In addition to an imaging camera, a radiometer would take the first direct measurements of how much sunlight is reflected and emitted from the whole Earth (albedo). This data could constitute a barometer for the process of global warming. The scientific goals expanded to measure the amount of solar energy reaching Earth, cloud patterns, weather systems, monitor the health of Earth's vegetation, and track the amount of UV light reaching the surface through the ozone layer.
While NASA's Inspector General questioned the cost/benefit ratio of the project (quite rightly -- that's his job) the National Academy of Science, queried by Congress, found the mission to be "strong and scientifically vital."
Nevertheless, the satellite was mothballed for eight years under the Bush administration, and remains in limbo today.
The information the satellite would provide is phenomenally important, and should be important to "skeptics," as well. Directly measuring the Earth's radiation budget (energy in versus energy out) gives you a direct, observed value of global warming, magnitude and sign. By tracking our albedo, vegetation, and cloud patterns, the satellite would monitor three of the most important feedbacks in climate change.
If you want an easy way to tell who not to trust in a scientific debate, it's the side that's afraid of better measurements.
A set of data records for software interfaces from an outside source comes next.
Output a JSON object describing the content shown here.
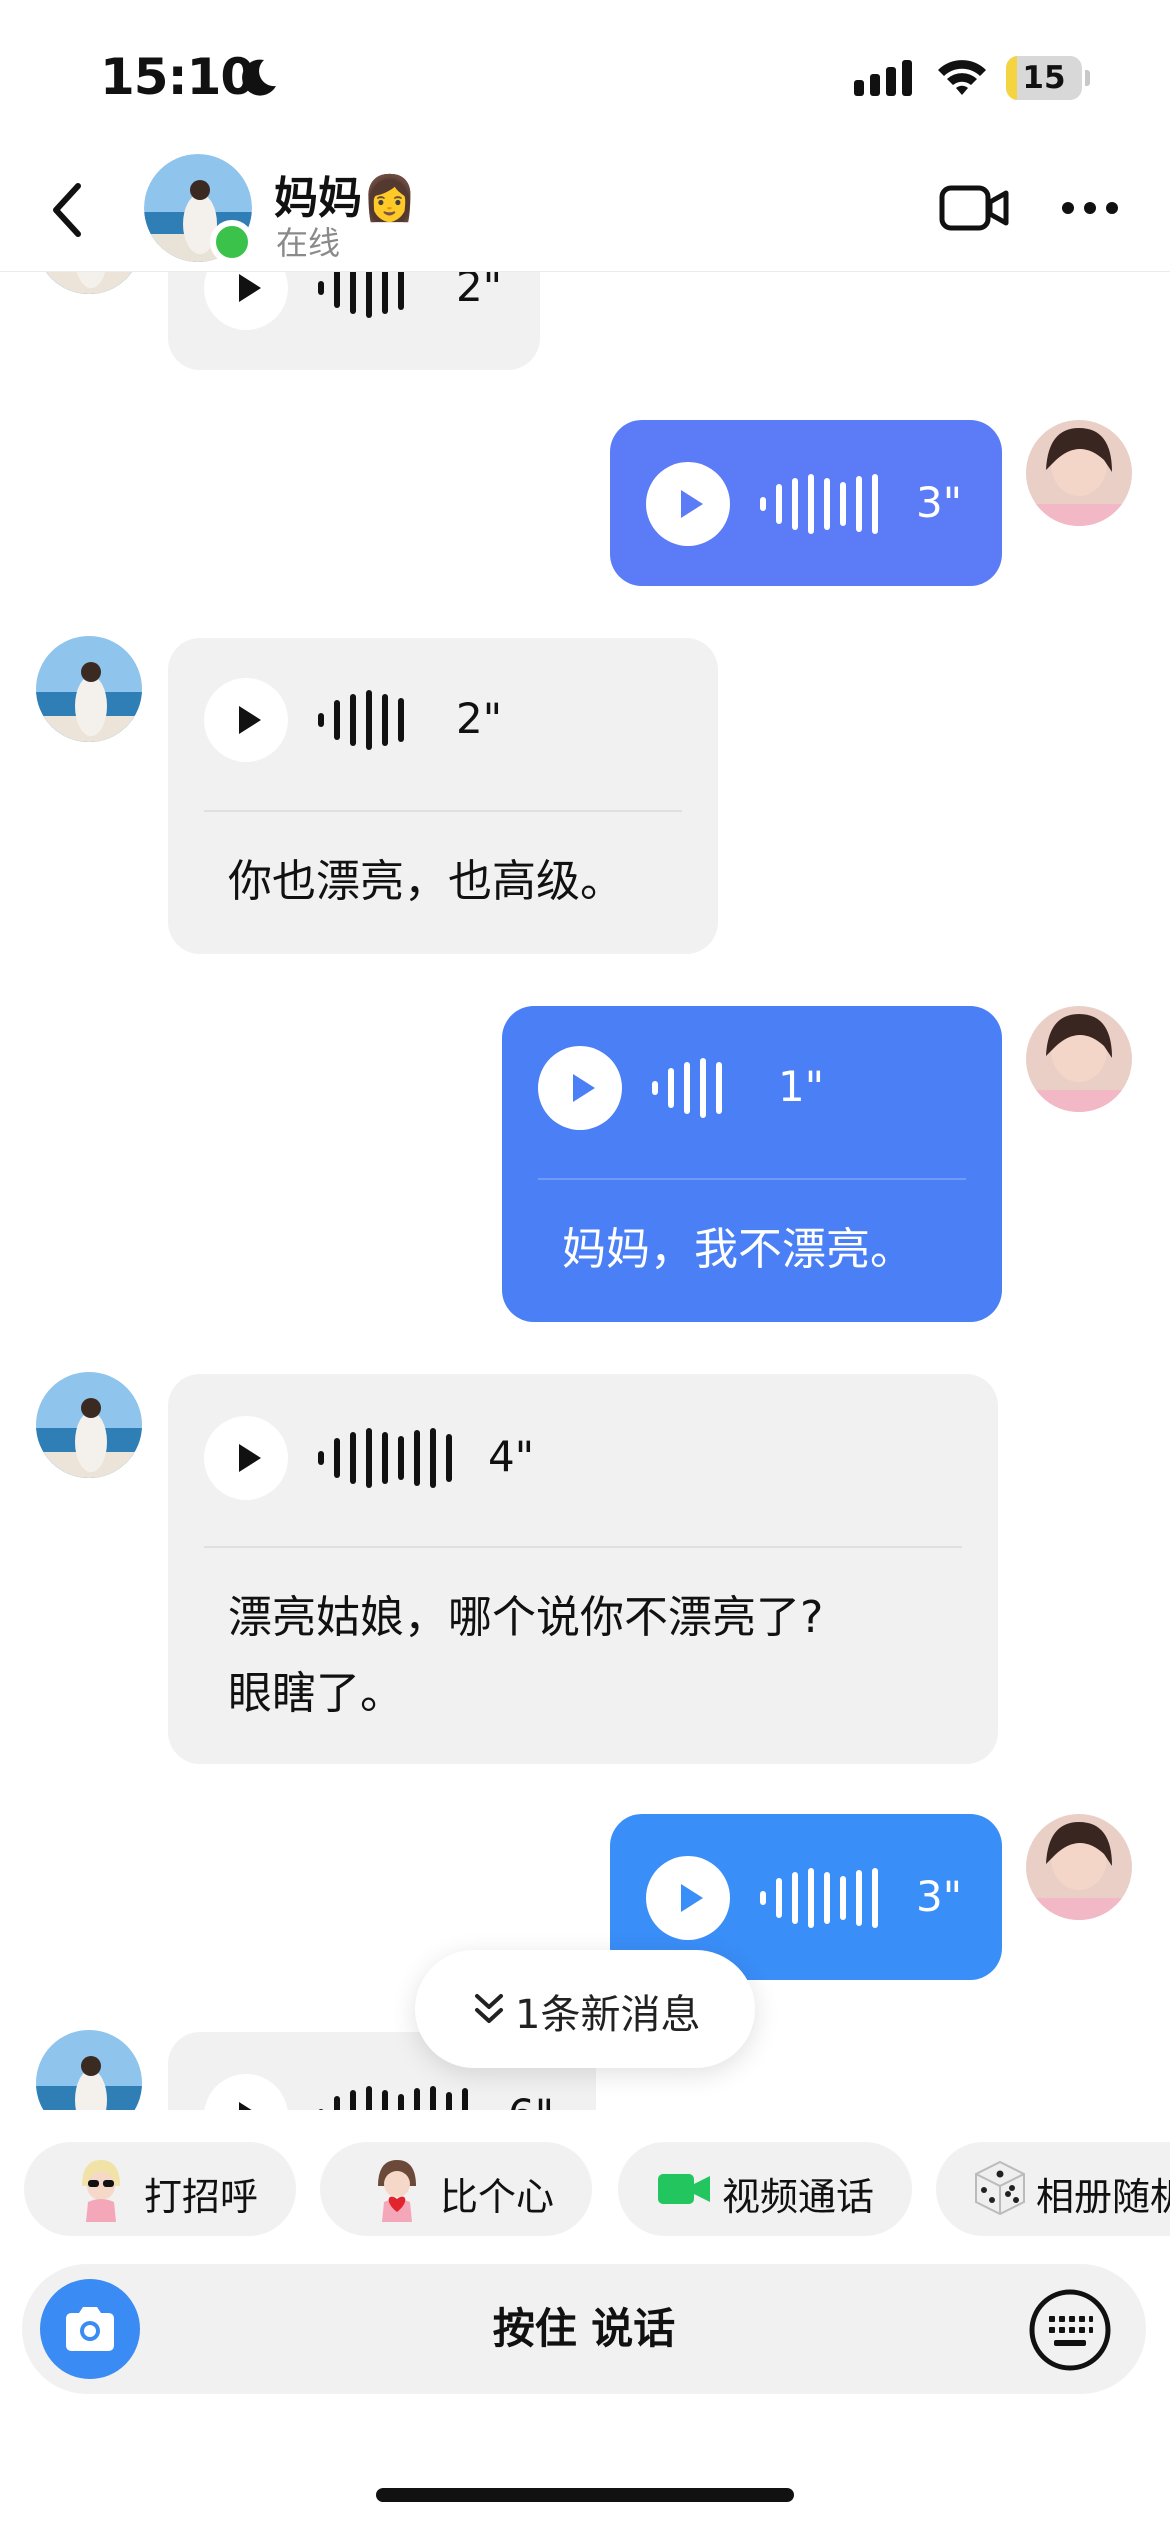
{
  "status_bar": {
    "time": "15:10",
    "battery": "15",
    "battery_fraction": 0.15
  },
  "header": {
    "contact_name": "妈妈👩",
    "status": "在线"
  },
  "messages": [
    {
      "direction": "in",
      "duration": "2\"",
      "text": ""
    },
    {
      "direction": "out",
      "duration": "3\"",
      "text": ""
    },
    {
      "direction": "in",
      "duration": "2\"",
      "text": "你也漂亮，也高级。"
    },
    {
      "direction": "out",
      "duration": "1\"",
      "text": "妈妈，我不漂亮。"
    },
    {
      "direction": "in",
      "duration": "4\"",
      "text_lines": [
        "漂亮姑娘，哪个说你不漂亮了?",
        "眼瞎了。"
      ]
    },
    {
      "direction": "out",
      "duration": "3\"",
      "text": ""
    },
    {
      "direction": "in",
      "duration": "6\"",
      "text": ""
    }
  ],
  "new_messages_pill": "1条新消息",
  "quick_replies": [
    {
      "label": "打招呼",
      "icon": "sunglasses-girl-sticker-icon"
    },
    {
      "label": "比个心",
      "icon": "heart-girl-sticker-icon"
    },
    {
      "label": "视频通话",
      "icon": "video-camera-icon"
    },
    {
      "label": "相册随机",
      "icon": "dice-icon"
    }
  ],
  "input_bar": {
    "hold_to_talk": "按住 说话"
  },
  "colors": {
    "out_bubble_1": "#5b7cf6",
    "out_bubble_2": "#4a7ff5",
    "out_bubble_3": "#3a8ef8",
    "in_bubble": "#f1f1f1",
    "online": "#3bc24a",
    "camera": "#3b8bf4"
  }
}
Those that want to softpedal global warming or deny it entirely always claim frustration with the lack of clarity (as they see it) in the science, but where's their drive to collect observations and achieve a better understanding? DSCOVR waits in a warehouse, but climate change isn't waiting.